The mysteries surrounding the tomb of St. Paul


February 5, 2012. (

Symbols of art, archeology and of course religion are all part of the Basilica of St. Paul Outside the Walls. Most recently there’s been more attention on the tomb of St. Paul…and whether or not he’s actually buried in it. The story goes back centuries of course, but just a few years ago, a new phase began.

Fr. Prof Scott Brodeur S.I

Pontifical Gregorian University

“Archeologists found remains of human beings in there, through their scientific tests,they were able to determine that it went back to the first century.”
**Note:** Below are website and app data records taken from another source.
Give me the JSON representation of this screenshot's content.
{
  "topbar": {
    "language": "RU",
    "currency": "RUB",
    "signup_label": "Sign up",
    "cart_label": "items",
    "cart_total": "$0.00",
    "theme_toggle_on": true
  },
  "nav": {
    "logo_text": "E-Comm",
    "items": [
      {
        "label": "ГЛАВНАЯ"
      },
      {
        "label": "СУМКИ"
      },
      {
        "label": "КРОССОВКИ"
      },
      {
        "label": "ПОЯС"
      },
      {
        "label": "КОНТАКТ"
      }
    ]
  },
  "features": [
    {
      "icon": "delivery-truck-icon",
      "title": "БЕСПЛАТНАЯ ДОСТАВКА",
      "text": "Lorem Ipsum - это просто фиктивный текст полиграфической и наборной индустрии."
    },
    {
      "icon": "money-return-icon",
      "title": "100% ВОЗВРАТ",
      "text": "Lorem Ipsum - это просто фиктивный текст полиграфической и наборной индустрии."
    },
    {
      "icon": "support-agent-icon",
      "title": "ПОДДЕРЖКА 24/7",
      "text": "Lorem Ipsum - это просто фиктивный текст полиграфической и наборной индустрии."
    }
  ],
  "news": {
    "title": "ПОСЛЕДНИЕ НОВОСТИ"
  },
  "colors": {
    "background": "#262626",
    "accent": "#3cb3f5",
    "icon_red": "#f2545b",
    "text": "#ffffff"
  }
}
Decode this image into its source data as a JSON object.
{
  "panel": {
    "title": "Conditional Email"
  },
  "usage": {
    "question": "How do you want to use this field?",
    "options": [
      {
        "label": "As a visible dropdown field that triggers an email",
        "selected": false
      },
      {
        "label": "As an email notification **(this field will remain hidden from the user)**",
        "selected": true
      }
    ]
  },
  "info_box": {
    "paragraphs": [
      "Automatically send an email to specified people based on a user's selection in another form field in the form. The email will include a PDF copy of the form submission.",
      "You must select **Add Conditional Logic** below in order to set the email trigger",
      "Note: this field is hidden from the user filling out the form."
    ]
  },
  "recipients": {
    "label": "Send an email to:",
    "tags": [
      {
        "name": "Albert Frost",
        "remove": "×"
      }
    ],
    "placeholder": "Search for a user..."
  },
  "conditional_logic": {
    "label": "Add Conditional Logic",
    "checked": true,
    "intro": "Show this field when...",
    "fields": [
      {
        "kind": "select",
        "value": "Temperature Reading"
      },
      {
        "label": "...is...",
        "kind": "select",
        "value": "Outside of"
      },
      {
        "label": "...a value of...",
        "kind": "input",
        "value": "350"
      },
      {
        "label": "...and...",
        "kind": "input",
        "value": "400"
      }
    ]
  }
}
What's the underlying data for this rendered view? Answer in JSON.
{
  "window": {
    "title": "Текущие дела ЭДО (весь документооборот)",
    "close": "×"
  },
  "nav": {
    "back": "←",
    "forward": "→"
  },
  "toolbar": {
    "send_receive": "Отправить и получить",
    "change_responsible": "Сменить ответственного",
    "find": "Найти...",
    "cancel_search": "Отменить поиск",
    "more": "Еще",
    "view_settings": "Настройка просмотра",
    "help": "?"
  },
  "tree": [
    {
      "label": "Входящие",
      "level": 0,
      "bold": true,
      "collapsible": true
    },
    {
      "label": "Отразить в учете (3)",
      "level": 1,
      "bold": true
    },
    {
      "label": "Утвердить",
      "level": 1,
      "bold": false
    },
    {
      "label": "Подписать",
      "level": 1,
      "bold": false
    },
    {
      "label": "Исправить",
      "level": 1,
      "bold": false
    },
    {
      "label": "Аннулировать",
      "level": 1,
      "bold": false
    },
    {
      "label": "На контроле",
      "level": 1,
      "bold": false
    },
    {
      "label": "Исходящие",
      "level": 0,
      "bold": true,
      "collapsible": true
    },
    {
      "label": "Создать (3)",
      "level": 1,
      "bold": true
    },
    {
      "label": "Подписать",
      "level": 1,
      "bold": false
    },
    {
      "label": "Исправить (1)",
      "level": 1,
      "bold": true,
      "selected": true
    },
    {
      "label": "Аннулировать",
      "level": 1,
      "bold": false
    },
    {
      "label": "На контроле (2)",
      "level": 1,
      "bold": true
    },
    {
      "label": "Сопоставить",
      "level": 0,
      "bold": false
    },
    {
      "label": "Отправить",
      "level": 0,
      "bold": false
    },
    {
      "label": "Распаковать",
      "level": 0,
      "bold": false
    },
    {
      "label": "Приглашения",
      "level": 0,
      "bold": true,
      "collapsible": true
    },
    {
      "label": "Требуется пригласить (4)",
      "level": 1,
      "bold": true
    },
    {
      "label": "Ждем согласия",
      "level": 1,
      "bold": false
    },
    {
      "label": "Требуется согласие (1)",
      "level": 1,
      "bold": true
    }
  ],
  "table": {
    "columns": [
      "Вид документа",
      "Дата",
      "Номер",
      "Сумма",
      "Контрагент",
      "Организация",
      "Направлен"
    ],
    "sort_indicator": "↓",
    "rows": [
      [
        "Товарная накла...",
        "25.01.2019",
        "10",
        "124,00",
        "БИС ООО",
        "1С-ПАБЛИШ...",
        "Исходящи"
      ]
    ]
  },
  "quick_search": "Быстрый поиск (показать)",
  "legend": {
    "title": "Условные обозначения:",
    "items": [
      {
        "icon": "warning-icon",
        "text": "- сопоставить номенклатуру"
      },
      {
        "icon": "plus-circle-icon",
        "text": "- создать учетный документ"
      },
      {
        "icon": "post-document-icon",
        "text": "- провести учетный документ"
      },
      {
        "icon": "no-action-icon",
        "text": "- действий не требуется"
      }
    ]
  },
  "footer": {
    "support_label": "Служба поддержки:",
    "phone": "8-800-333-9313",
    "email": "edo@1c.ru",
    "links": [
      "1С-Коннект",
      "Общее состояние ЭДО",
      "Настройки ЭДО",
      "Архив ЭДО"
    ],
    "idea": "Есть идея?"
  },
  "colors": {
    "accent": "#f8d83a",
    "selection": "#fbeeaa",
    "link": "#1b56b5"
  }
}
Archeologists drilled a small hole into the sarcophagus. Through a series of carbon 14 tests, the sample revealed traces of elegant purple linen, laminated with pure gold. Most importantly, they also found tiny bone fragments. For years, St. Paul’s original burial site was said to be the Basilica. But, eventually his remains were moved.

Fr. Prof Scott Brodeur S.I Pontifical Gregorian University 

“His remains remained in that place for approximately two centuries, until the middle of the 3rd century, there was a great persecution. So the Christians of that time, took his body. What remained of it, the bones, and transferred it to another sacred place. Once the persecution was over, they moved it back to the original place of burial.”

Vatican officials also said a slab of marble with the words “Paul Apostle Martyr” was found.

So, to learn more about his life before and after his death, the Pontifical Gregorian University organized a forum to introduce a book which translates precisely to “Paul Apostle Martyr,” which deals with the history, art and archeology surrounding St. Paul.

Card. Francesco Monterisi

St. Paul Basilica, Archpriest

“He’s truly the symbol for those who try and deepen their Christian beliefs in modern society.”

 Over the centuries, people came to venerate his tomb. As a way to honor him, they would leave coins as a symbol of their pilgrimage.

Fr. Prof Scott Brodeur S.I

Pontifical Gregorian University

“So there was great concern, that this was of St. Paul, this was the place and that is the very place we still venerate in the Basilica.”

Eventually in 2009, Benedict XVI said the analysis “seems to confirm the unanimous and uncontested tradition that these are the mortal remains of the Apostle Paul.”

Fr. Prof Scott Brodeur S.I

Pontifical Gregorian University 

“So  yes, I think it’s highly probable that the human remains that we have found in that sarcophagus are that of the Apostle of Paul.”

Since the newest discovery, it’s now more accessible for pilgrims to enter below the Basilica and pray directly before the tomb of St. Paul.